8) Implementation: Progress Reports Emily asked all attendees to provide an update on the projects they are working on in their municipality or organization. Updates included the following:
Brian Griffin, V/Pawling: The Village is installing the bike racks provided by the County. It also applied for a Community Development Block Grant for sidewalks near the Elementary School. A committee is working on a plan for sidewalks along Route 22 to the Middle/High School. Sharrows were installed on Coulter Avenue, for a total of 10-12 sharrows in the Village.
Betsy Brockway: The Town would like the County DPW to install Share the Road signs on West Dover Road (CR 20); Betsy is waiting for a letter from the Town Supervisor. She asked Bill Trifilo if he had received anything; he was not aware of a request. The Towns Recreation Committee is updating the Recreation Plan. Betsy participated in the Scenic Hudson/Poughkeepsie Journals Farmland Cycling Tour in Red Hook in September and said it was a great event.
Lisa Mondello, NYSDOT: The Route 199 repaving is done; the Route 9G paving (shoulders only) is also done. The Route 55 project in LaGrange is almost done.
Bill Trifilo, County DPW: DPW has completed road paving projects on a number of County roads. Johnny Galbraith: Johnny has transitioned his Facebook group to a page (Poughkeepsie Bicycle
Advocates); he is also maintaining his blog (pknybiker.wordpress.com) and Twitter feed (@PKNY Biker). He gave a talk on bicycling at Marist College and plans another one in the spring. He will have a booth at the colleges Sustainability Fair. He has participated in the Poughkeepsie Farm Projects drop-in bicycle maintenance (open to the public) on Tuesday afternoons, and will be providing valet bicycle parking and basic bike maintenance at the Poughkeepsie Maker Faire at Poughkeepsie Day School on November 15th.
Andy Pecoraro: Andy attended a public meeting in October on the Hudson Highlands Fjord Trail which discussed the proposed alignment. The project is estimated to cost $16 million. [Emily distributed a map showing the preferred alignment- see attached]. He is also following the repaving of Spring Rd in the Town of Poughkeepsie; utility work is underway, then shoulders may be added.
Ross Ritter: Ross has been following the repaving of several County roads, including Titusville Rd, Walker Rd and Red Oaks Mill Rd. He thanked County DPW for their work. He asked if shoulders would be included in the Route 55 project; Lisa stated that 4 foot shoulders were planned.

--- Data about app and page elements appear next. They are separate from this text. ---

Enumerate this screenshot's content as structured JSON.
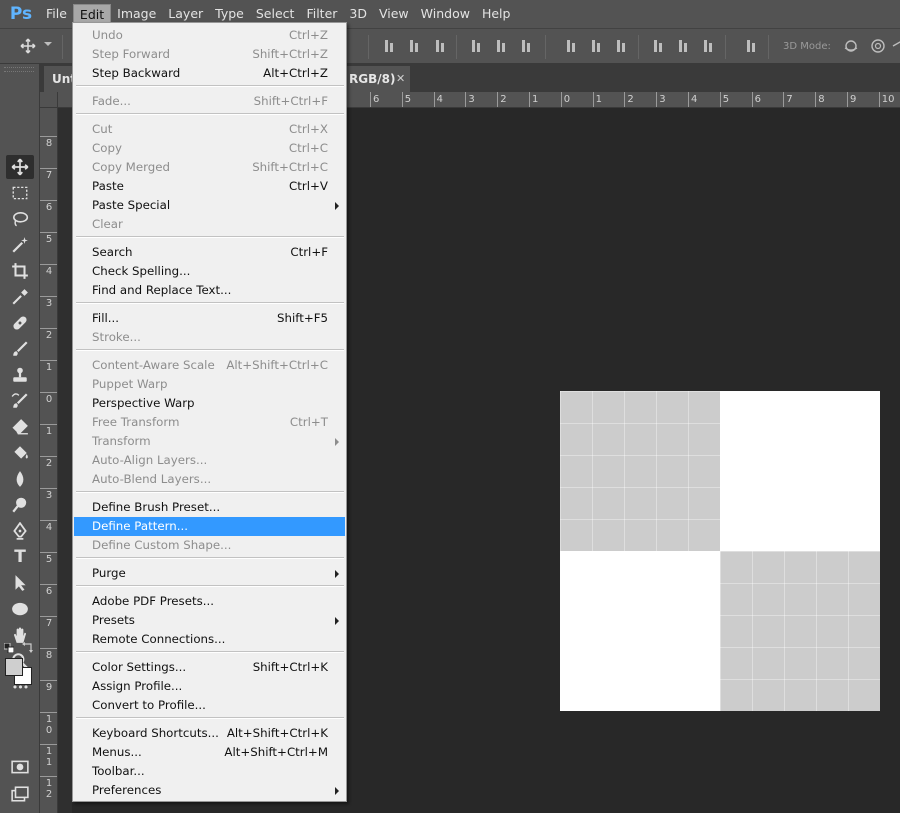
{
  "app": {
    "logo": "Ps"
  },
  "menubar": {
    "items": [
      "File",
      "Edit",
      "Image",
      "Layer",
      "Type",
      "Select",
      "Filter",
      "3D",
      "View",
      "Window",
      "Help"
    ],
    "active": "Edit"
  },
  "optionsbar": {
    "mode_3d_label": "3D Mode:",
    "icons": [
      "move-icon",
      "align-top-icon",
      "align-middle-icon",
      "align-bottom-icon",
      "align-left-icon",
      "align-center-icon",
      "align-right-icon",
      "distribute-icon",
      "3d-orbit-icon"
    ]
  },
  "document_tab": {
    "title_start": "Unt",
    "title_end": "RGB/8)",
    "close_glyph": "✕"
  },
  "rulers": {
    "top_ticks": [
      "6",
      "5",
      "4",
      "3",
      "2",
      "1",
      "0",
      "1",
      "2",
      "3",
      "4",
      "5",
      "6",
      "7",
      "8",
      "9",
      "10"
    ],
    "left_ticks": [
      "8",
      "7",
      "6",
      "5",
      "4",
      "3",
      "2",
      "1",
      "0",
      "1",
      "2",
      "3",
      "4",
      "5",
      "6",
      "7",
      "8",
      "9",
      "1\n0",
      "1\n1",
      "1\n2"
    ]
  },
  "toolbar": {
    "tools": [
      "move-tool",
      "marquee-tool",
      "lasso-tool",
      "magic-wand-tool",
      "crop-tool",
      "eyedropper-tool",
      "healing-brush-tool",
      "brush-tool",
      "clone-stamp-tool",
      "history-brush-tool",
      "eraser-tool",
      "paint-bucket-tool",
      "blur-tool",
      "dodge-tool",
      "pen-tool",
      "type-tool",
      "path-selection-tool",
      "ellipse-tool",
      "hand-tool",
      "zoom-tool",
      "more-tools",
      "quick-mask",
      "screen-mode"
    ],
    "type_glyph": "T",
    "more_glyph": "•••",
    "foreground_color": "#cfcfcf",
    "background_color": "#ffffff"
  },
  "edit_menu": {
    "groups": [
      [
        {
          "label": "Undo",
          "shortcut": "Ctrl+Z",
          "enabled": false
        },
        {
          "label": "Step Forward",
          "shortcut": "Shift+Ctrl+Z",
          "enabled": false
        },
        {
          "label": "Step Backward",
          "shortcut": "Alt+Ctrl+Z",
          "enabled": true
        }
      ],
      [
        {
          "label": "Fade...",
          "shortcut": "Shift+Ctrl+F",
          "enabled": false
        }
      ],
      [
        {
          "label": "Cut",
          "shortcut": "Ctrl+X",
          "enabled": false
        },
        {
          "label": "Copy",
          "shortcut": "Ctrl+C",
          "enabled": false
        },
        {
          "label": "Copy Merged",
          "shortcut": "Shift+Ctrl+C",
          "enabled": false
        },
        {
          "label": "Paste",
          "shortcut": "Ctrl+V",
          "enabled": true
        },
        {
          "label": "Paste Special",
          "shortcut": "",
          "enabled": true,
          "submenu": true
        },
        {
          "label": "Clear",
          "shortcut": "",
          "enabled": false
        }
      ],
      [
        {
          "label": "Search",
          "shortcut": "Ctrl+F",
          "enabled": true
        },
        {
          "label": "Check Spelling...",
          "shortcut": "",
          "enabled": true
        },
        {
          "label": "Find and Replace Text...",
          "shortcut": "",
          "enabled": true
        }
      ],
      [
        {
          "label": "Fill...",
          "shortcut": "Shift+F5",
          "enabled": true
        },
        {
          "label": "Stroke...",
          "shortcut": "",
          "enabled": false
        }
      ],
      [
        {
          "label": "Content-Aware Scale",
          "shortcut": "Alt+Shift+Ctrl+C",
          "enabled": false
        },
        {
          "label": "Puppet Warp",
          "shortcut": "",
          "enabled": false
        },
        {
          "label": "Perspective Warp",
          "shortcut": "",
          "enabled": true
        },
        {
          "label": "Free Transform",
          "shortcut": "Ctrl+T",
          "enabled": false
        },
        {
          "label": "Transform",
          "shortcut": "",
          "enabled": false,
          "submenu": true
        },
        {
          "label": "Auto-Align Layers...",
          "shortcut": "",
          "enabled": false
        },
        {
          "label": "Auto-Blend Layers...",
          "shortcut": "",
          "enabled": false
        }
      ],
      [
        {
          "label": "Define Brush Preset...",
          "shortcut": "",
          "enabled": true
        },
        {
          "label": "Define Pattern...",
          "shortcut": "",
          "enabled": true,
          "highlighted": true
        },
        {
          "label": "Define Custom Shape...",
          "shortcut": "",
          "enabled": false
        }
      ],
      [
        {
          "label": "Purge",
          "shortcut": "",
          "enabled": true,
          "submenu": true
        }
      ],
      [
        {
          "label": "Adobe PDF Presets...",
          "shortcut": "",
          "enabled": true
        },
        {
          "label": "Presets",
          "shortcut": "",
          "enabled": true,
          "submenu": true
        },
        {
          "label": "Remote Connections...",
          "shortcut": "",
          "enabled": true
        }
      ],
      [
        {
          "label": "Color Settings...",
          "shortcut": "Shift+Ctrl+K",
          "enabled": true
        },
        {
          "label": "Assign Profile...",
          "shortcut": "",
          "enabled": true
        },
        {
          "label": "Convert to Profile...",
          "shortcut": "",
          "enabled": true
        }
      ],
      [
        {
          "label": "Keyboard Shortcuts...",
          "shortcut": "Alt+Shift+Ctrl+K",
          "enabled": true
        },
        {
          "label": "Menus...",
          "shortcut": "Alt+Shift+Ctrl+M",
          "enabled": true
        },
        {
          "label": "Toolbar...",
          "shortcut": "",
          "enabled": true
        },
        {
          "label": "Preferences",
          "shortcut": "",
          "enabled": true,
          "submenu": true
        }
      ]
    ]
  },
  "canvas": {
    "pattern_colors": [
      "#cccccc",
      "#ffffff"
    ]
  }
}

Kevin Newman: Kevin noted that there was some confusion related to the City of Poughkeepsies eligibility for a Transit Amenities Contract and County transit amenities. He stated that since the City receives its own federal transit funds, it is not eligible for County transit amenities. [Note: Emily clarified with County Transit Administrator Cynthia Ruiz that the City could receive bus stop shelters or signs from the County for locations along a County bus route, as well as bike racks, if it signed a Transit Amenities Contract].
Jane Geisler: Jane had no updates; Emily suggested that she pursue her suggestion for a crosswalk on Flint Road at The Fountains at